### [WHAT NEEDS TO BE DONE]
Search the listing for the string "background". Copy every line that has it.

^^^^^^^^

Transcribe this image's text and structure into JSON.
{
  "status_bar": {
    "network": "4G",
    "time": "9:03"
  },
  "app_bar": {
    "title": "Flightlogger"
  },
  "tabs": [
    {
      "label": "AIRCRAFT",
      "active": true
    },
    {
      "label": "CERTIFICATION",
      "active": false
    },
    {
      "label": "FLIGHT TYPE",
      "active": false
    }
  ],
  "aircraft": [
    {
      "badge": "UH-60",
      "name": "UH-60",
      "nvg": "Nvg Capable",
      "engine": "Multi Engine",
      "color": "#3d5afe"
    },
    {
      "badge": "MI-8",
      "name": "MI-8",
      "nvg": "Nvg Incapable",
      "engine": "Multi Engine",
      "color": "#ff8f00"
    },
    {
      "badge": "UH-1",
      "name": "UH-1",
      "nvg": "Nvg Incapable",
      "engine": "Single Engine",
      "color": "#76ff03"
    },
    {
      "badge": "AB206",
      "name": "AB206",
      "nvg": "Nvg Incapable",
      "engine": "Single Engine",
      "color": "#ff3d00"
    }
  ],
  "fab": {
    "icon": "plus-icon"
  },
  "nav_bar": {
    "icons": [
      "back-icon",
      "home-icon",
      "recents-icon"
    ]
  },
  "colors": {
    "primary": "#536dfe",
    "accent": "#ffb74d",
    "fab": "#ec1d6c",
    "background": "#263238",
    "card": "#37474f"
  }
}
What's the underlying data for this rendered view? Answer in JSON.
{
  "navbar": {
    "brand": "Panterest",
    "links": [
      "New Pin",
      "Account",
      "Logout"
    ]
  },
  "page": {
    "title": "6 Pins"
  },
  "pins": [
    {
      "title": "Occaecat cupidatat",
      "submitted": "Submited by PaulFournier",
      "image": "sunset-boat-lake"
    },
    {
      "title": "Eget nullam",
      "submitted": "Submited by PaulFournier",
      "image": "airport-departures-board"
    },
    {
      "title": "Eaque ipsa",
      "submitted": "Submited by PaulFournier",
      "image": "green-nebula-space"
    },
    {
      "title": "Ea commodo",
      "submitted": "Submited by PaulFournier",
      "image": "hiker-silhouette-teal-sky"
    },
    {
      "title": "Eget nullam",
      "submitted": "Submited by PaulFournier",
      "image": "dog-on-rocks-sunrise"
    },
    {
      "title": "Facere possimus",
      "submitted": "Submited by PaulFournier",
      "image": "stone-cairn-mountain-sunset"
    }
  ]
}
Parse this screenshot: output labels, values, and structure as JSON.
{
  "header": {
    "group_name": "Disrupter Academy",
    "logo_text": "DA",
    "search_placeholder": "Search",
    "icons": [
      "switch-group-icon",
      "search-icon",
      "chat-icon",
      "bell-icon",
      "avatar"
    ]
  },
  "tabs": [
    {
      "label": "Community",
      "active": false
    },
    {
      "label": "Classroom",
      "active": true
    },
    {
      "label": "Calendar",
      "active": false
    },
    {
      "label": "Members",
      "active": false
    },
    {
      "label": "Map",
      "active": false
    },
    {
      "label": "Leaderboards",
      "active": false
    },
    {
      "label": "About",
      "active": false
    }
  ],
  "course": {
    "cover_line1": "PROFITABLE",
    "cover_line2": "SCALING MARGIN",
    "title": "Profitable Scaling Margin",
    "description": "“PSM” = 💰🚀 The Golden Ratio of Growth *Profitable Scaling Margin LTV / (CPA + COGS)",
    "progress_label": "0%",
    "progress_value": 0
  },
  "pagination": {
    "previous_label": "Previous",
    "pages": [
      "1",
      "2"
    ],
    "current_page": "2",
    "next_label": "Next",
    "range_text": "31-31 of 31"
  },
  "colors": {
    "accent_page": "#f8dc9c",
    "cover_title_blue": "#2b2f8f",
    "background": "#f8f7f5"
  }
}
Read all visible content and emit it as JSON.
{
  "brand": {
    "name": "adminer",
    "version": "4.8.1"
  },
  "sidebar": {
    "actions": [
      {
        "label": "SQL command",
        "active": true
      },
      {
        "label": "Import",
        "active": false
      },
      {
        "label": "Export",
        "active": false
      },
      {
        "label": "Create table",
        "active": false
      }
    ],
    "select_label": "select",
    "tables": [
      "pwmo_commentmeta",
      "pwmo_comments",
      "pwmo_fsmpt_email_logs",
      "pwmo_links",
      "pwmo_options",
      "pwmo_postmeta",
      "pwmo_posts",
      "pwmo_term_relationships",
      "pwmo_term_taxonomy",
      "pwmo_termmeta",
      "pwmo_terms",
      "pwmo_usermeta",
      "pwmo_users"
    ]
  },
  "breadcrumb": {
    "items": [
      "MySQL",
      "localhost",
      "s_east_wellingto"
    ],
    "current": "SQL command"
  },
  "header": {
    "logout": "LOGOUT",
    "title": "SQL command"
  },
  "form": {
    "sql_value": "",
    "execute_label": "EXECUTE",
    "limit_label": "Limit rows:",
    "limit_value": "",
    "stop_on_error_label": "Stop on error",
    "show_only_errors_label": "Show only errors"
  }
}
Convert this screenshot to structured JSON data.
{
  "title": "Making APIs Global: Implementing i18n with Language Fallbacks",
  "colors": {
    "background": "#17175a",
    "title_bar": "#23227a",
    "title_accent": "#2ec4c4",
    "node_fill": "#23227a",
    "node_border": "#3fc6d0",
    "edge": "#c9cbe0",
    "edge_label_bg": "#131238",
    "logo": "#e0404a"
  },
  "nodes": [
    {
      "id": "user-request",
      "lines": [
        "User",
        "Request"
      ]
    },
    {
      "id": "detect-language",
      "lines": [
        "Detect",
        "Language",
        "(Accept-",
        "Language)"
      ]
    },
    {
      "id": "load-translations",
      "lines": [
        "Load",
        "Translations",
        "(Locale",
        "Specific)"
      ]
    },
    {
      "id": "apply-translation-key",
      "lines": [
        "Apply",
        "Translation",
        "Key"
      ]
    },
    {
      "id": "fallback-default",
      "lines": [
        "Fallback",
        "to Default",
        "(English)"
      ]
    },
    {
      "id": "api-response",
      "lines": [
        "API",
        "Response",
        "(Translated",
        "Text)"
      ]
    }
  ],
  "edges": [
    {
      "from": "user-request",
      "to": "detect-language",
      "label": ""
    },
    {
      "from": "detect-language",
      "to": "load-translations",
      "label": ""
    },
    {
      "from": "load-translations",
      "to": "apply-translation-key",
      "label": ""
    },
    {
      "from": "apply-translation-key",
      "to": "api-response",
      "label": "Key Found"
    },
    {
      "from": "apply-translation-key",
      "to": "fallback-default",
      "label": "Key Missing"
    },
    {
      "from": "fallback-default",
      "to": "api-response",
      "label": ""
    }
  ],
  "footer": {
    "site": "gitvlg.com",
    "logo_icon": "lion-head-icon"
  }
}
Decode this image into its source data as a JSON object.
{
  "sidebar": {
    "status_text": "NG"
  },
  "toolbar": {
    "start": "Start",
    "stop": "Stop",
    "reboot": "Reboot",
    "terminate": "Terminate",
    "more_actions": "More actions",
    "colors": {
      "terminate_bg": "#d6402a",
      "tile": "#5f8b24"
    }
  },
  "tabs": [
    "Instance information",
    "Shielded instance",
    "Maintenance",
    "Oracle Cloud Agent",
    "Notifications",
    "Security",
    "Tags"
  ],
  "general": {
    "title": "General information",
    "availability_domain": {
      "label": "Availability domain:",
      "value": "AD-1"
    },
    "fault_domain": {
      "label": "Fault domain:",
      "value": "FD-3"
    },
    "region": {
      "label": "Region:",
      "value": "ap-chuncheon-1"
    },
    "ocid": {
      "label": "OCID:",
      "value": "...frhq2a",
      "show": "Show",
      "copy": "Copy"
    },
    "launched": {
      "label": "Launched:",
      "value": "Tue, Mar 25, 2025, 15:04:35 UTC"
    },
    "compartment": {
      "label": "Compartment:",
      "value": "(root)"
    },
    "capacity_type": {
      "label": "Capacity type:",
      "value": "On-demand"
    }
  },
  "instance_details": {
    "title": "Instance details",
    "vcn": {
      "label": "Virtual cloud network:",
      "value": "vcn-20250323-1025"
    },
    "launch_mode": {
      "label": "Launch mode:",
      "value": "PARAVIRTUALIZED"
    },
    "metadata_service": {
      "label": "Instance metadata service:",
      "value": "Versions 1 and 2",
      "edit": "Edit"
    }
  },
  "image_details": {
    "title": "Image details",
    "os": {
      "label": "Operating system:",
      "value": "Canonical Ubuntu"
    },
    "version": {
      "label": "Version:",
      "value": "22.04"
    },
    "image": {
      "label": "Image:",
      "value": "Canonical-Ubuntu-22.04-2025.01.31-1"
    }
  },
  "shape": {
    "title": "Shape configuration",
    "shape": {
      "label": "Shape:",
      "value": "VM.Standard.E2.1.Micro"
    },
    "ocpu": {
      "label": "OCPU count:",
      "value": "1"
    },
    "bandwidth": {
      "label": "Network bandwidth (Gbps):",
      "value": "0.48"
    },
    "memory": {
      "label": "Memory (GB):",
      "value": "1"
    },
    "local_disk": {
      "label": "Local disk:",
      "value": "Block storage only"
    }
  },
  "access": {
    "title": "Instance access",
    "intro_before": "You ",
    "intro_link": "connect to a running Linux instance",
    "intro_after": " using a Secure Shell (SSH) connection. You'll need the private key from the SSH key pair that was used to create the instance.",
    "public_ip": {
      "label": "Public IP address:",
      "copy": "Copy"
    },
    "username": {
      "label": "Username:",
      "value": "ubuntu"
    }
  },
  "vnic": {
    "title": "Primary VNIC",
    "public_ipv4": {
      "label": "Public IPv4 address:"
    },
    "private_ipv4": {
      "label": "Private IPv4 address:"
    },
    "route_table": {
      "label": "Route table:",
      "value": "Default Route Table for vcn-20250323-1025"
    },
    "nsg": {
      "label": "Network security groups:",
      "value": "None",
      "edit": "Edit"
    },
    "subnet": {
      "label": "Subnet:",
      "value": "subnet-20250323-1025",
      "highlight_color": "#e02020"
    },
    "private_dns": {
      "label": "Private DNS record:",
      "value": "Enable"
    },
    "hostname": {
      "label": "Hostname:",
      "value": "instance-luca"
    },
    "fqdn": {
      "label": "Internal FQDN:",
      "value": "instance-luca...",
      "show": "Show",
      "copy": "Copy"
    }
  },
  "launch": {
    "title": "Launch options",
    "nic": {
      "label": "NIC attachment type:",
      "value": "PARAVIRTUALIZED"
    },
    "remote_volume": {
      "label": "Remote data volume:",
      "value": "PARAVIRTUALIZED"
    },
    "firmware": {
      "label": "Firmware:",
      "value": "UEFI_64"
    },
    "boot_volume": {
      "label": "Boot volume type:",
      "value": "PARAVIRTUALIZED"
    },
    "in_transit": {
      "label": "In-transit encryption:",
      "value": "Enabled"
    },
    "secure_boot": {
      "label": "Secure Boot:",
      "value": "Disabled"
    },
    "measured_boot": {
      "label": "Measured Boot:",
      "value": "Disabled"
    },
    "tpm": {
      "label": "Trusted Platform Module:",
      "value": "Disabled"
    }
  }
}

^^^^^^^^

### [ANSWER SECTION]
    "background": "#263238",
    "background": "#f8f7f5"
    "background": "#17175a",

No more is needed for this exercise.